START DATA SHOWN
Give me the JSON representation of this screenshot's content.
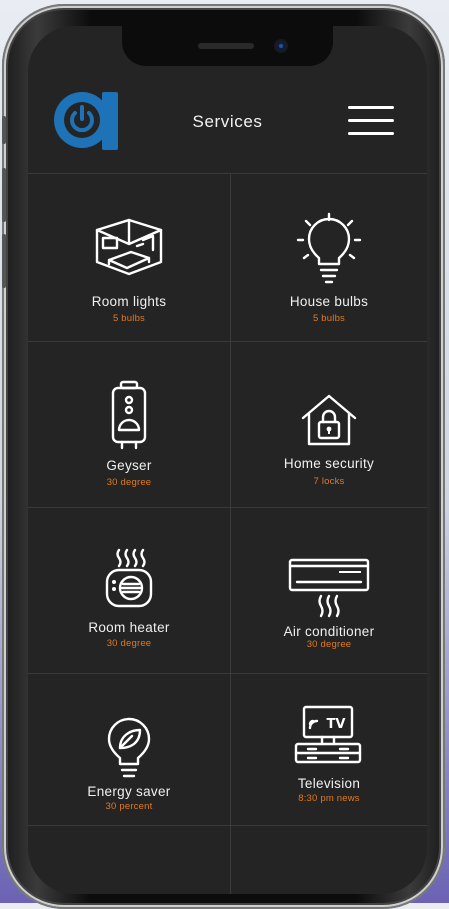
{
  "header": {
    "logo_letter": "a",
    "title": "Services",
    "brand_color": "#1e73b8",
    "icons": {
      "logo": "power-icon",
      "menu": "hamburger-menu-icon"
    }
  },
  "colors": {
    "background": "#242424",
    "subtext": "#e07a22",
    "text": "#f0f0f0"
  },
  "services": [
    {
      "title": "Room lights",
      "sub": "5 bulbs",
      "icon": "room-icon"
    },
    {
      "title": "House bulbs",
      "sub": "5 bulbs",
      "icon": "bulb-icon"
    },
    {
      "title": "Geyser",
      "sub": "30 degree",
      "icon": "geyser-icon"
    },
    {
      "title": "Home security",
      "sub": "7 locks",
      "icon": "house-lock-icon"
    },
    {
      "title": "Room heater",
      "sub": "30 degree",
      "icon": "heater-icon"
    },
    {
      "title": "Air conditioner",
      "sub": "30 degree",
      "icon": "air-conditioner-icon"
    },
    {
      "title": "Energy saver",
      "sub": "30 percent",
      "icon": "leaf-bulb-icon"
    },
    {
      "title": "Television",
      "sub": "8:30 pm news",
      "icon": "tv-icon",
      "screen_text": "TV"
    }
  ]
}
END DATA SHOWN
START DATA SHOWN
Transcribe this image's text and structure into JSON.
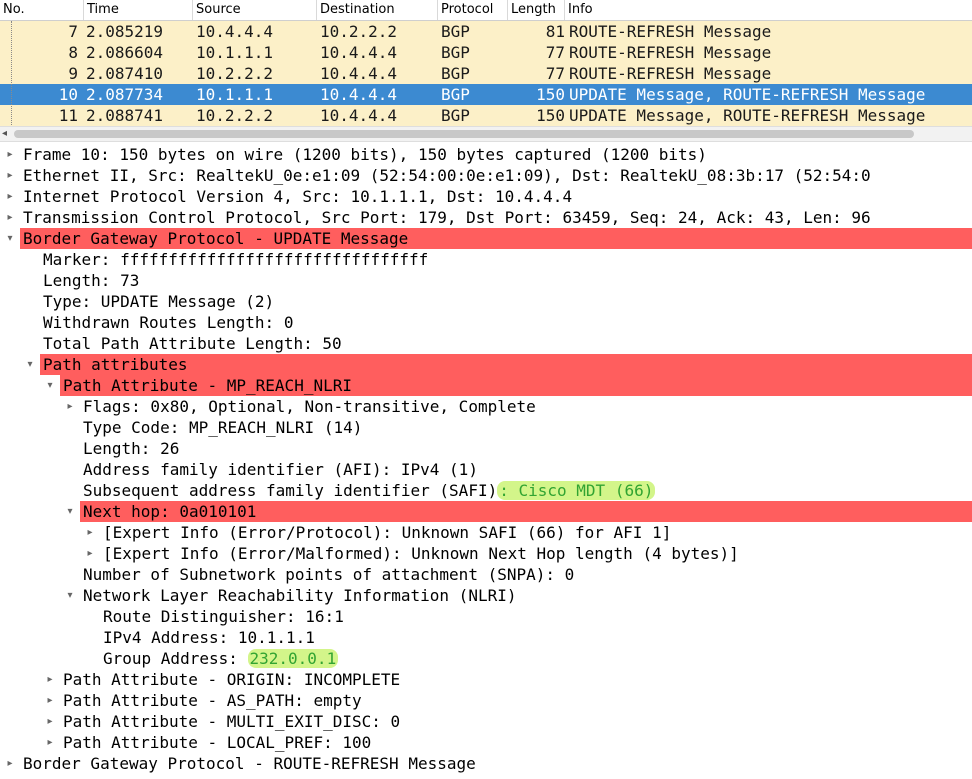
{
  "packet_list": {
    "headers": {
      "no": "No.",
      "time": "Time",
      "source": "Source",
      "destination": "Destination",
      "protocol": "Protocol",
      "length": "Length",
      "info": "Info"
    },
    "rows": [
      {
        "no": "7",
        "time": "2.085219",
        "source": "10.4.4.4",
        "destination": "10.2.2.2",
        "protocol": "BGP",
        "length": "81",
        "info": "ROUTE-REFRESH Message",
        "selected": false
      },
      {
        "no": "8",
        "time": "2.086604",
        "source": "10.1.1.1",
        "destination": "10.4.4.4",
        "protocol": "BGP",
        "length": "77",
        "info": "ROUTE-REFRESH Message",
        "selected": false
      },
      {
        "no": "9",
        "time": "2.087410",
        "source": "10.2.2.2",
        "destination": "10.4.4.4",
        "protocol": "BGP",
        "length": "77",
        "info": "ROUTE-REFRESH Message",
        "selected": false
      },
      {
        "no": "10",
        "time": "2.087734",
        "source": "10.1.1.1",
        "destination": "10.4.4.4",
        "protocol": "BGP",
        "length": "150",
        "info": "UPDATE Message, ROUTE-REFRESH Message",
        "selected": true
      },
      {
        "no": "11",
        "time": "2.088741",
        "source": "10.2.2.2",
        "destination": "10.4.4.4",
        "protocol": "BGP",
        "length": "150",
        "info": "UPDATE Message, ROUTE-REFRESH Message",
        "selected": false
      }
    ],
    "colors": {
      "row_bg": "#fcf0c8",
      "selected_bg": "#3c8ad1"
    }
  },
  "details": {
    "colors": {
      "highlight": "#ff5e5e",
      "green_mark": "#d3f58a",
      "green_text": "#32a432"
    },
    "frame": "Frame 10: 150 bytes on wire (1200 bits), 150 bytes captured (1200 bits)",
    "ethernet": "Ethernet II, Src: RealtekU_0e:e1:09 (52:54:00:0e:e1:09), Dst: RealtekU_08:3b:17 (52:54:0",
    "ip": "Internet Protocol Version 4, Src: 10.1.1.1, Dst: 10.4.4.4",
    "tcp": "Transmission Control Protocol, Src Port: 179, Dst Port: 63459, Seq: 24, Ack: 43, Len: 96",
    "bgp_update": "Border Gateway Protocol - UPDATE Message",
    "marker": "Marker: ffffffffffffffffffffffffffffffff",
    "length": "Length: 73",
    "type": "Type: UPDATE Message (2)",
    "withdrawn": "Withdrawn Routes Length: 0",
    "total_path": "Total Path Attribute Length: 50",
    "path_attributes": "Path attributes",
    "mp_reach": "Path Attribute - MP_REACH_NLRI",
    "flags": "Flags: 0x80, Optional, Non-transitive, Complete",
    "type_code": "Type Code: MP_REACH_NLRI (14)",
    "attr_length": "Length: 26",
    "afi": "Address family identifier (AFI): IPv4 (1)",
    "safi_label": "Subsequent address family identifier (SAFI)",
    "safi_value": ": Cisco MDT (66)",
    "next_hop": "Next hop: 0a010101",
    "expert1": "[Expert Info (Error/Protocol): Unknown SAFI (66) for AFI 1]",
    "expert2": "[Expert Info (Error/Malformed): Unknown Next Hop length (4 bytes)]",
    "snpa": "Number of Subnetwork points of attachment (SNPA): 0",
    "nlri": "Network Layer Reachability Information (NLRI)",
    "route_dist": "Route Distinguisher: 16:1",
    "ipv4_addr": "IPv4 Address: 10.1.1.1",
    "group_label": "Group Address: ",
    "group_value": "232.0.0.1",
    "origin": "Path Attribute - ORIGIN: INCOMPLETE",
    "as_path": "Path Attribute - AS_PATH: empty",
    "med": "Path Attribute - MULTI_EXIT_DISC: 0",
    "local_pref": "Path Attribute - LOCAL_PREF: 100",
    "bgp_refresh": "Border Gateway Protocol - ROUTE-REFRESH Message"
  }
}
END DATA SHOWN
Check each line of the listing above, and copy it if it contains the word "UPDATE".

        "info": "UPDATE Message, ROUTE-REFRESH Message",
        "info": "UPDATE Message, ROUTE-REFRESH Message",
    "bgp_update": "Border Gateway Protocol - UPDATE Message",
    "type": "Type: UPDATE Message (2)",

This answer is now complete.